Because the carrier could have been called to deploy during its sustainment phase, we ensured it was being manned and maintained with that potentiality in mind. We treated them as if they were out on deployment. So whenever anything broke, we were right on it fixing it. “And then we also manned them, kept the manning all the way though the sustainment phase, so that if they were called, they were at that highest readiness level.”
On the training side, the carrier strike group commander oversaw training leading up to and after a Sustainment Exercise to ensure the ship’s and air wing’s crews were sharp. The Carrier Strike Group returned from its deployment,and had an easy schedule for crew rest. .
“The strike group commander says they know the strike group best. During deployment and this was a lot of air-to-ground, but we didn’t do a lot of air-to-air, not a lot of war at sea, and didn’t defend against missiles.”
“So we worked with the commander of Strike Group to develop a scenario sustainment excercise that will get him the training that commander needs. … They did a live missile ex, shooting at supersonic targets with jamming and all high-end types of things here, to do that, the missile shot. And there was a lot of air-to-air fighting, both live, but we also inserted virtual.
So now whoever is on the scope sees five aircraft coming in, but there’s only one real one coming in for our guys to fight against. … And now they will see missiles coming in, constructive missiles. So we are pushing our live, virtual, constructive LCV – that’s how we are accelerating along the capability curve.”
“We put that investment into LVC opportunities and that got their training up, and their readiness ratings were all green in the sustainment phase.
Of course this high level of readiness had an upfront cost and we did the “maneuvers” it took to keep the carrier funded during the sustainment phase, never wanted for money required to keep them at that high level.
Still, the aircraft carrier’s readiness is only one piece of the puzzle. The carrier was fully funded, and the air wing’s Flight Hour Program account was fully funded, but that shortfalls in areas like supplies and logistics led to airplanes that were not properly maintained and therefore could not fly. We need attention to fully funding these enabler accounts as the brass have shown to ship maintenance and flying hours.
1. Force Structure Transit
Ability to see and act upon supply/troop circumstances access real-time information of units and items entering theater of operations
2. Force Structure Sustainment
Requirements to keep weapons systems operating at an acceptable operational tempo until adjustment made to redeploy
3. Supply/Equipment Stocks
Cross-functional approach to procuring, producing and delivering products/services for military applications
4. Global Network Requirements

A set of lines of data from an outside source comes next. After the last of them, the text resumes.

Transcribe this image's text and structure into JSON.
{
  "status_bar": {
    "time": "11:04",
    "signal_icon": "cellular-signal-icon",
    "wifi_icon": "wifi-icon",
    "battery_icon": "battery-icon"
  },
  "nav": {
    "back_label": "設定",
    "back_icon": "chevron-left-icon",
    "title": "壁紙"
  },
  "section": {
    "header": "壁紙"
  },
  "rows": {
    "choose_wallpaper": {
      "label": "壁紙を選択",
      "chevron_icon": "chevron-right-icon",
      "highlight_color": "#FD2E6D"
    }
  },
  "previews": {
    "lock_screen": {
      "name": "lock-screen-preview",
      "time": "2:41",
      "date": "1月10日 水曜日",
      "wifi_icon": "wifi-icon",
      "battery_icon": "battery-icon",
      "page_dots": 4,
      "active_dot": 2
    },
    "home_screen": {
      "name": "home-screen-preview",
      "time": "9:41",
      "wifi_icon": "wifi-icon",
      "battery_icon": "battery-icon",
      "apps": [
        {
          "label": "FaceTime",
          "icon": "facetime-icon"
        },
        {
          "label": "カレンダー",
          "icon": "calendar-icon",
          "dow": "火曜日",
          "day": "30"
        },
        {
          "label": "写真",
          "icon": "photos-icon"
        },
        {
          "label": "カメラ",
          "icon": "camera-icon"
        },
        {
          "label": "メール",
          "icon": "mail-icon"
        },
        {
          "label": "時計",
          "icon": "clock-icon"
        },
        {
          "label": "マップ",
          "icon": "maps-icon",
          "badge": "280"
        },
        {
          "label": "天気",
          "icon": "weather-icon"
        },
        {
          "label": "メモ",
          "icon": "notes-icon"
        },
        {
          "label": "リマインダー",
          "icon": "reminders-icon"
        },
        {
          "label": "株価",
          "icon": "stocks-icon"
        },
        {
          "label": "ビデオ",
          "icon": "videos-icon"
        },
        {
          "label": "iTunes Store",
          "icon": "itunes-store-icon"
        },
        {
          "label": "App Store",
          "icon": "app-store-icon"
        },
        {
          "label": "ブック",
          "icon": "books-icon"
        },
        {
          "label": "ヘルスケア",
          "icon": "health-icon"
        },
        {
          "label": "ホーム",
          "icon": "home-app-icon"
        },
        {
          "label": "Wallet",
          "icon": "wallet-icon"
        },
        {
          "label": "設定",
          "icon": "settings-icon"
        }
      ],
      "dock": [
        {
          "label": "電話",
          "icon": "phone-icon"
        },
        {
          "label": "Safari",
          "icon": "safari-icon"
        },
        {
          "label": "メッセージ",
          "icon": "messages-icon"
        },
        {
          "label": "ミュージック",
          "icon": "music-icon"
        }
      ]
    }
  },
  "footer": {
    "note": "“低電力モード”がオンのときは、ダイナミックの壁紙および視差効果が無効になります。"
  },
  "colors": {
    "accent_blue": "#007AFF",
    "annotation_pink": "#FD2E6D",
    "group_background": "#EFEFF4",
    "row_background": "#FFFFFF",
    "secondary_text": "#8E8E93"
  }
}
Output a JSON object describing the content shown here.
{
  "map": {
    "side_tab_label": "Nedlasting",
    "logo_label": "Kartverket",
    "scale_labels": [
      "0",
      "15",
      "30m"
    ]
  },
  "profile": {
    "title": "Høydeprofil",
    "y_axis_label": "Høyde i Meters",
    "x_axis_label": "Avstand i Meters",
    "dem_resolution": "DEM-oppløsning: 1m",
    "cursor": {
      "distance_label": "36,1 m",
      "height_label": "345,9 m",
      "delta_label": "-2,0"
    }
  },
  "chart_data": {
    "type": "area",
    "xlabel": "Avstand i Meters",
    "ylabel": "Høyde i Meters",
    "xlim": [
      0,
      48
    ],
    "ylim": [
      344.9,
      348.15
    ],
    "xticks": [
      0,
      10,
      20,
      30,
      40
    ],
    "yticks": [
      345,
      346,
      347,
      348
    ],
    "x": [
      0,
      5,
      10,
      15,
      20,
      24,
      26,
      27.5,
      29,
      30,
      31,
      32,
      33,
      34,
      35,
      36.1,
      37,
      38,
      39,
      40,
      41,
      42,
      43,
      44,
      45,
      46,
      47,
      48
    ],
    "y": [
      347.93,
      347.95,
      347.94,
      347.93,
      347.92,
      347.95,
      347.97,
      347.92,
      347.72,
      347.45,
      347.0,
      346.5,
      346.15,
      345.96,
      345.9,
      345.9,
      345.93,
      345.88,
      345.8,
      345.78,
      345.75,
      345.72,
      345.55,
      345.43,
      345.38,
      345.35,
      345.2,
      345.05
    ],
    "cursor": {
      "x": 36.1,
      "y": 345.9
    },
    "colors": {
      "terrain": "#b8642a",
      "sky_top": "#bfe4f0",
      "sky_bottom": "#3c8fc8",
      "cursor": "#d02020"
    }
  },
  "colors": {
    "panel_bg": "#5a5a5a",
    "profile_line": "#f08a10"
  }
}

Used by military units with emphasis on real-time info rate, fast routing during mobility and integration with existing systems.
5. Resource Capability/Risk
Effective process for preserving resources to address challenging circumstances of conflict risk for military operations
6. Field Maintenance Activities
Involves on-equipment or organisational maintenance performed by operating unit on day-to-day basis to support assigned weapon systems operations
7. Depot Maintenance Activities
Entails materiel maintenance requiring major repair, overhaul, or complete rebuilding of weapon systems, end items, parts, assemblies
8. Base/Installation Support
Site directly operated by or for military to shield military equipment/personnel, and promote training/operations
9. Contract Support Integration
Task executed under expedited agreement authority to provide supplies/services from commercial sources in operational areas
10. General/Combat Engineering
Forward positioned unit performs construction tasks under combat conditions with goals to involve facilitating mobile/support of Troops